Exercise description: Copy out all lines in the data below containing the string "JSON".

Segment Start: Provided material

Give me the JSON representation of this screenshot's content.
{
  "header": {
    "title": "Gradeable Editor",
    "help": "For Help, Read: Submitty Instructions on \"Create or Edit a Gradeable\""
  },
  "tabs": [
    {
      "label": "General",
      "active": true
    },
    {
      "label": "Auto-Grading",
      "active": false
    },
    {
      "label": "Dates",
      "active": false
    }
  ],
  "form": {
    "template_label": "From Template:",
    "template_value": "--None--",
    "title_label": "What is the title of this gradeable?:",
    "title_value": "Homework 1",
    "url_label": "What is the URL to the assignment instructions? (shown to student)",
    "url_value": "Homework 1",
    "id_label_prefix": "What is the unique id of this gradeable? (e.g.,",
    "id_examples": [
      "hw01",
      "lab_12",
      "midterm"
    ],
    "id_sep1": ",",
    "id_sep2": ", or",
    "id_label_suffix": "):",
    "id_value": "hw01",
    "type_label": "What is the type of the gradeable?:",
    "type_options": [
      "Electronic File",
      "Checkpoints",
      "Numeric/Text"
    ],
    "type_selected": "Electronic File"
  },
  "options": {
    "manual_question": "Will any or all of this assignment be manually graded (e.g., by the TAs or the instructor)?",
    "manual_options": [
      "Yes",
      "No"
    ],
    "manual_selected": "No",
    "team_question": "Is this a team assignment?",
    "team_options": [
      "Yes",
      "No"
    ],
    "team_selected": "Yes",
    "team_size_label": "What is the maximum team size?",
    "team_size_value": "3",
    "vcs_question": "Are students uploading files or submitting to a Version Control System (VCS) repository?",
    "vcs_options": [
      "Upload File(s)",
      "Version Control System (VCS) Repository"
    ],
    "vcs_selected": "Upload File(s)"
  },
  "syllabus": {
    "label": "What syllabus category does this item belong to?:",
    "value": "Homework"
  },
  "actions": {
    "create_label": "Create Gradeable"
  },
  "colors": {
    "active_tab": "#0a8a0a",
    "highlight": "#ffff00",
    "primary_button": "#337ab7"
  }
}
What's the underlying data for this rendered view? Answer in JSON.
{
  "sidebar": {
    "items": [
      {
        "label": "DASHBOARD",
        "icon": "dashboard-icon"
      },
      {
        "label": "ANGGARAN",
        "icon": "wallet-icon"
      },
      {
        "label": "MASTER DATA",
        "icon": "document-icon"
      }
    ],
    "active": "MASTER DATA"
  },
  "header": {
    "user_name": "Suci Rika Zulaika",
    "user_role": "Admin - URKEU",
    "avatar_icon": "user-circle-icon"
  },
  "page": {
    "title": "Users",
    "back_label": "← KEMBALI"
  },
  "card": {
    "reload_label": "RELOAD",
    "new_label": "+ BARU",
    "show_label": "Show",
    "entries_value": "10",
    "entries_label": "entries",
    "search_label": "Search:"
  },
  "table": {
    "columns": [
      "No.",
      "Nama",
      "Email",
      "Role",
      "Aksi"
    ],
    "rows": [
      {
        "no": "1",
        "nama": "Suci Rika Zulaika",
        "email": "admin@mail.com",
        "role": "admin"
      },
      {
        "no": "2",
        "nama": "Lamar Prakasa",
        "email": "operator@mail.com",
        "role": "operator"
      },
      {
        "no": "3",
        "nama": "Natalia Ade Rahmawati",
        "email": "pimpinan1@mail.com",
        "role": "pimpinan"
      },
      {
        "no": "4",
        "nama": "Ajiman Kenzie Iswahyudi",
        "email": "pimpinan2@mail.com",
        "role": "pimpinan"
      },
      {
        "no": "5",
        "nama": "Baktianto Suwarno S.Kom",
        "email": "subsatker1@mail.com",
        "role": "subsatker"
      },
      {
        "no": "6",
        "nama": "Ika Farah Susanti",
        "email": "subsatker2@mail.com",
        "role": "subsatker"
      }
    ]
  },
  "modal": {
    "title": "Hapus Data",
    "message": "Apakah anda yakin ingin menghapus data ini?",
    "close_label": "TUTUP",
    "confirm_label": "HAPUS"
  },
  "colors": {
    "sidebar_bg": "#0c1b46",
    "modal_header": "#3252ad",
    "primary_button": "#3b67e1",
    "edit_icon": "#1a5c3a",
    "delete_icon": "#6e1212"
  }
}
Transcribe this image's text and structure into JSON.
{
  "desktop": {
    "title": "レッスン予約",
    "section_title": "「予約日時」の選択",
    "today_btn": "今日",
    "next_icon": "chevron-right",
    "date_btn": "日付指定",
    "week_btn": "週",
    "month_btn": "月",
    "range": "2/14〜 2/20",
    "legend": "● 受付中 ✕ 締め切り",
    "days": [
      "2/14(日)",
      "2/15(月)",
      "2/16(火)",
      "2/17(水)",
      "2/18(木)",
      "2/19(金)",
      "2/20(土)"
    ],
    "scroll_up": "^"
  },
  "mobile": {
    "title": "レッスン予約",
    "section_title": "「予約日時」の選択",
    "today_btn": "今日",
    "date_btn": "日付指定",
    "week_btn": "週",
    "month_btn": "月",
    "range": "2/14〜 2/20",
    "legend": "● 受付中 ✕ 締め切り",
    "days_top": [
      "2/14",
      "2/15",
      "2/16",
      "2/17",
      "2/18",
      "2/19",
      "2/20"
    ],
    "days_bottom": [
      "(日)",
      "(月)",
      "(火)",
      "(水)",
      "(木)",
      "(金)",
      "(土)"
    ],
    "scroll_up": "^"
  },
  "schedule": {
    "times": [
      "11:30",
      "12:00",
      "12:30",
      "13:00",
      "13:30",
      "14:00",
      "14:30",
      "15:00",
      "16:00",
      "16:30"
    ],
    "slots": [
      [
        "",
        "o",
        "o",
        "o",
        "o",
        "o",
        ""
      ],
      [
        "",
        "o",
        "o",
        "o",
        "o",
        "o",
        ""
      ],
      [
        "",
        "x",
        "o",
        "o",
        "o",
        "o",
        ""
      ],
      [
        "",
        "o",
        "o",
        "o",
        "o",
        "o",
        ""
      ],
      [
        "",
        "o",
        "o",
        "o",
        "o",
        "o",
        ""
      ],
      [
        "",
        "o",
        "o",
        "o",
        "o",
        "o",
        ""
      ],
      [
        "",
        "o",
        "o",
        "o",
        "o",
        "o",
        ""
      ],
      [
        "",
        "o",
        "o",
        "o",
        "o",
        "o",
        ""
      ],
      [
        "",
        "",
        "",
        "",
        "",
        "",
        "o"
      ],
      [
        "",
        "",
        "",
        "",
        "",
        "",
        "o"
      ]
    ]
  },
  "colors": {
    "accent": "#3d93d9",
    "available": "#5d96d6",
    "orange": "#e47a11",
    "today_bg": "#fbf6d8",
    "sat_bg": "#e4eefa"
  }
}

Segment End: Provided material
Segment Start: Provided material

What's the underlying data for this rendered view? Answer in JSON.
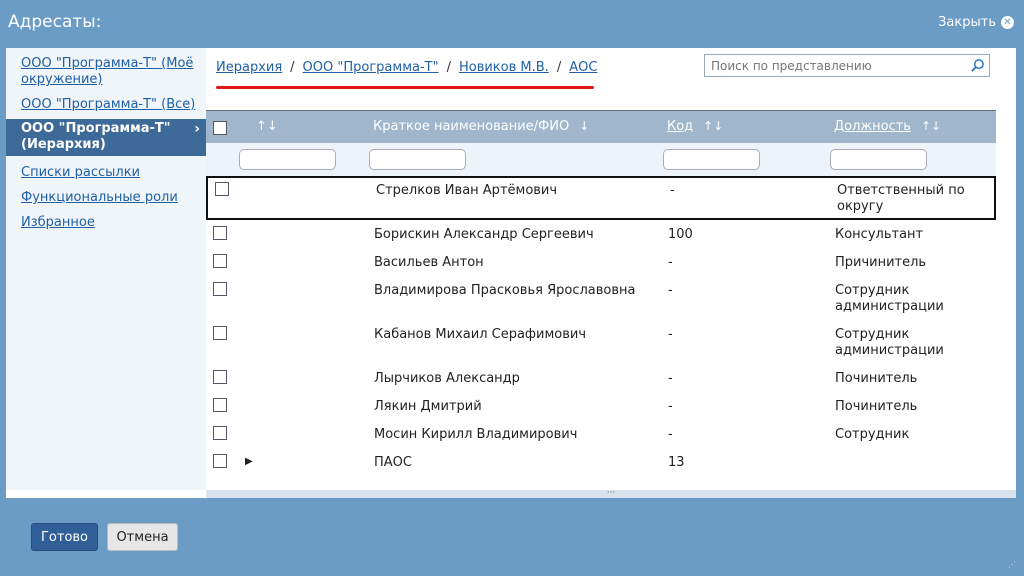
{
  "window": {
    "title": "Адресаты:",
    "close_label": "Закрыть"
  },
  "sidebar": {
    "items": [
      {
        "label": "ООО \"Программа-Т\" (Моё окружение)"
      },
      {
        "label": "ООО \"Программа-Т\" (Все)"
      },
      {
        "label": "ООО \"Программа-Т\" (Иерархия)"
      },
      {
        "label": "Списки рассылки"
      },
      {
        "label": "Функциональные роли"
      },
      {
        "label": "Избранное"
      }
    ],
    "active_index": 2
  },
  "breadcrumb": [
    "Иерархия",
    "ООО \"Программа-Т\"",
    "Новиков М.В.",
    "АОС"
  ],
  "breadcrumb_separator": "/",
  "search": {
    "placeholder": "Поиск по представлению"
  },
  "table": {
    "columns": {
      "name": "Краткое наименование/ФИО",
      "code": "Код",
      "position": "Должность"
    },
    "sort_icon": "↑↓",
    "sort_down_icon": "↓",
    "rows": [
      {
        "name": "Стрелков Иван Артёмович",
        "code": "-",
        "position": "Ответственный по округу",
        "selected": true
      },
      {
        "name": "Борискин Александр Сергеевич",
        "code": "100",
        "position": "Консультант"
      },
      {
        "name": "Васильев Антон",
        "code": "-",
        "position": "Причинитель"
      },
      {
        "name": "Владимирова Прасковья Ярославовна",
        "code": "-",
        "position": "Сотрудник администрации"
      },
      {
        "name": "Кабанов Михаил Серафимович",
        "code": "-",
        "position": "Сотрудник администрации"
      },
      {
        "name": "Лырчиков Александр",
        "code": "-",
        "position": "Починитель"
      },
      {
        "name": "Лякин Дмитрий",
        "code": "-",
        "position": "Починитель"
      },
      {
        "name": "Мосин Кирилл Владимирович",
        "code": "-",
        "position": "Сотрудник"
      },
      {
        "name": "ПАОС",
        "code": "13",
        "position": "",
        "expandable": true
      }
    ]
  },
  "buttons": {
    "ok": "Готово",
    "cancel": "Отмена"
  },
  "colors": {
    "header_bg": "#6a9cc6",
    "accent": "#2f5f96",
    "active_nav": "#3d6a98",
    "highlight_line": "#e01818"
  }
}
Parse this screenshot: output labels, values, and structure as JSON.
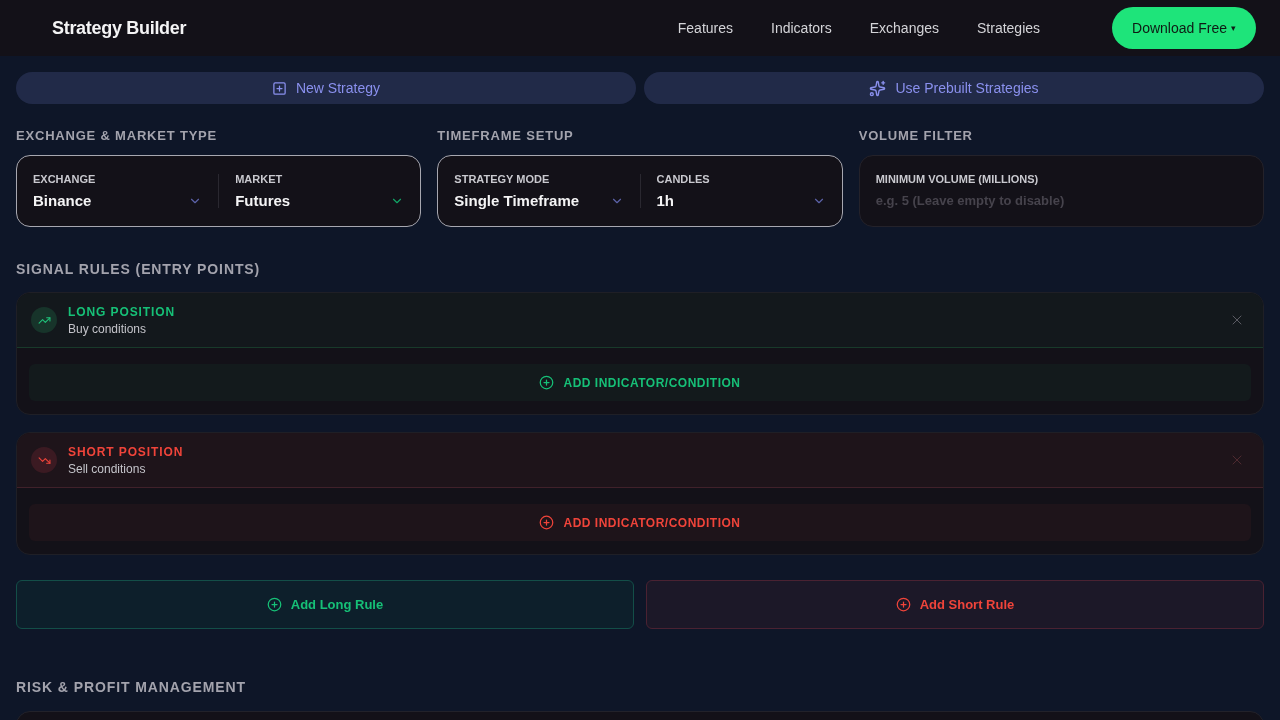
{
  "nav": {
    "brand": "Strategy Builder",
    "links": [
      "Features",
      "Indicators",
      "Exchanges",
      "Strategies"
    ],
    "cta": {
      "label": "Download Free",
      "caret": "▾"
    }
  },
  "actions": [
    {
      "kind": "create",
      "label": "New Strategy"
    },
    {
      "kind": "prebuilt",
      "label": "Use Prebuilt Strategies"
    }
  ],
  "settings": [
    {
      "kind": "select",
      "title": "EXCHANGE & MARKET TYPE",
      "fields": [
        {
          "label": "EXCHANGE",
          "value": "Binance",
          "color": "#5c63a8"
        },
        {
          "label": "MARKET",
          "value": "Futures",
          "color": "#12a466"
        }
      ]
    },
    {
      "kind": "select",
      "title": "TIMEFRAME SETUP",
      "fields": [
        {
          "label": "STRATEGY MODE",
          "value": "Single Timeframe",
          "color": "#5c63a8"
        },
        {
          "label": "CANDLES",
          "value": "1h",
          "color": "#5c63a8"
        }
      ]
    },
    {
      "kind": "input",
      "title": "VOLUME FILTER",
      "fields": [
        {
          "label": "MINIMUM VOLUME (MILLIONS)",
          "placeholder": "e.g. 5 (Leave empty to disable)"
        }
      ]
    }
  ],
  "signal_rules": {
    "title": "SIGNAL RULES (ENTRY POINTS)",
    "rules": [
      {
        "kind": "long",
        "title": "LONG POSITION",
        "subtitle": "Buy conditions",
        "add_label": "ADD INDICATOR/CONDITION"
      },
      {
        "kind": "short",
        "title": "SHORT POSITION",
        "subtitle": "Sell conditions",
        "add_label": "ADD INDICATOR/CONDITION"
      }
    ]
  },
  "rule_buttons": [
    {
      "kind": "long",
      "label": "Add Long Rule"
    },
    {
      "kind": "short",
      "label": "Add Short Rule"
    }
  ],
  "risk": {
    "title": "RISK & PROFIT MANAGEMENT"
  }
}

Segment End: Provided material

Solution to the problem:
Give me the JSON representation of this screenshot's content.
What's the underlying data for this rendered view? Answer in JSON.
Transcribe this image's text and structure into JSON.
What's the underlying data for this rendered view? Answer in JSON.
Parse this screenshot: output labels, values, and structure as JSON.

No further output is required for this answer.